The Minnelli-Garland collaboration did not get off to a happy start, thanks to the director's perfectionism and his star's determination to parody the sweet, na┬┐ve 17-year-old she was playing. Garland, now in her early 20s, was weary of playing juveniles and wanted to move on to more sophisticated roles. During the first day of shooting, Minnelli demanded endless retakes because of dissatisfaction with Garland's line readings, while Garland was reportedly in near-hysterics and demanded that producer Freed intercede. Gradually, however, Garland began to appreciate her director's vision and settled down to deliver an unaffected performance of great sincerity. Soon she and Minnelli became a couple and were engaged by the end of filming. (They would wed on June 15, 1945, and divorce in 1952.)

Meet Me in St. Louis broke box-office records and won high critical praise including The Hollywood Reporter's description, "a warmly human entertainment which has captured a nostalgic charm rarely if ever equaled on the screen." A critic for Variety wrote, "Miss Garland achieves true stature with her deeply understanding performance."

The Warner Video 2-disc special edition of Meet Me in St. Louis is a gorgeous (and long-awaited) transfer of this key MGM musical. On the first disc is the main feature which you can choose to listen to as a separate music track only. Or you can sample the many audio commentaries which include Margaret O'Brien, Barbara Freed-Saltzman (the daughter of executive producer Arthur Freed) and the composer Hugh Martin. The second disc has several fascinating odds and ends; Foremost among them is "The Dream Factory," a documentary hosted by Dick Cavett. More obscure and bizarre is a musical short entitled "Bubbles" which features Garland when she was very young (as part of the Gumm sisters) and the 1965 pilot for a TV series version of the movie starring Shelley Fabares - it didn't fly and you'll see why.
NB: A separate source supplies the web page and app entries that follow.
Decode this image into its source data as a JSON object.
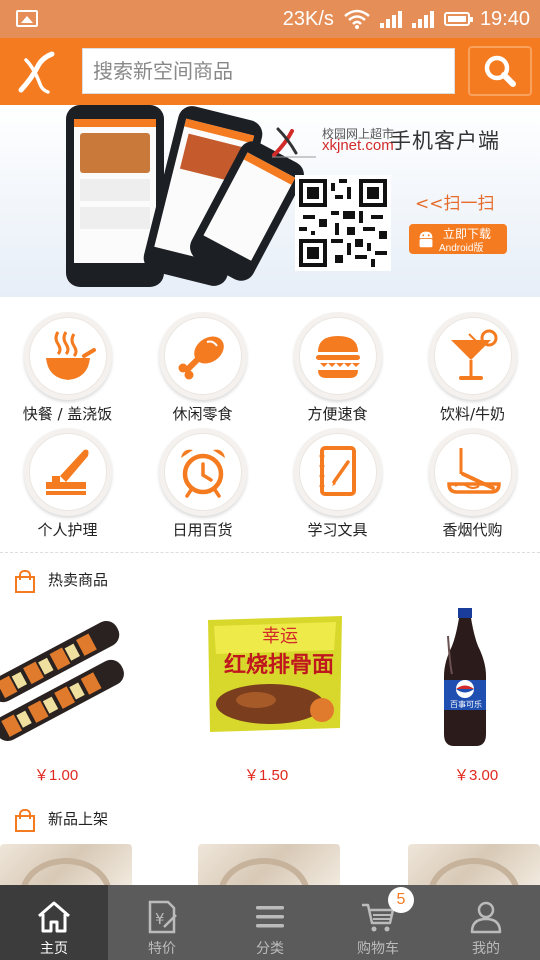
{
  "status_bar": {
    "speed": "23K/s",
    "time": "19:40",
    "icons": [
      "image-icon",
      "wifi-icon",
      "signal-icon",
      "signal-icon",
      "battery-icon"
    ]
  },
  "header": {
    "logo": "xkjnet-logo-icon",
    "search_placeholder": "搜索新空间商品",
    "search_icon": "search-icon"
  },
  "banner": {
    "site_small": "校园网上超市",
    "site_url": "xkjnet.com",
    "client_label": "手机客户端",
    "scan_label": "<<扫一扫",
    "download_label": "立即下载",
    "android_label": "Android版",
    "slide_count": 4,
    "active_slide": 4
  },
  "categories": [
    {
      "label": "快餐 / 盖浇饭",
      "icon": "bowl-icon"
    },
    {
      "label": "休闲零食",
      "icon": "drumstick-icon"
    },
    {
      "label": "方便速食",
      "icon": "burger-icon"
    },
    {
      "label": "饮料/牛奶",
      "icon": "cocktail-icon"
    },
    {
      "label": "个人护理",
      "icon": "lotion-icon"
    },
    {
      "label": "日用百货",
      "icon": "alarm-clock-icon"
    },
    {
      "label": "学习文具",
      "icon": "notebook-icon"
    },
    {
      "label": "香烟代购",
      "icon": "ashtray-icon"
    }
  ],
  "hot": {
    "title": "热卖商品",
    "products": [
      {
        "price": "￥1.00",
        "image": "sausage-image"
      },
      {
        "price": "￥1.50",
        "image": "instant-noodle-image",
        "pack_brand": "幸运",
        "pack_name": "红烧排骨面"
      },
      {
        "price": "￥3.00",
        "image": "pepsi-bottle-image",
        "bottle_label": "百事可乐"
      }
    ]
  },
  "new_arrivals": {
    "title": "新品上架"
  },
  "tabbar": {
    "tabs": [
      {
        "label": "主页",
        "icon": "home-icon"
      },
      {
        "label": "特价",
        "icon": "price-tag-icon"
      },
      {
        "label": "分类",
        "icon": "menu-icon"
      },
      {
        "label": "购物车",
        "icon": "cart-icon"
      },
      {
        "label": "我的",
        "icon": "user-icon"
      }
    ],
    "cart_count": "5",
    "active_tab": "主页"
  },
  "colors": {
    "brand_orange": "#f57b21",
    "status_bar": "#e58e57",
    "price_red": "#e0281e",
    "tabbar": "#5b5b5b",
    "tabbar_active": "#3c3c3c"
  }
}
For more information about Meet Me in St. Louis, visit Warner Video. To order Meet Me in St. Louis, go to TCM Shopping.

by Roger Fristoe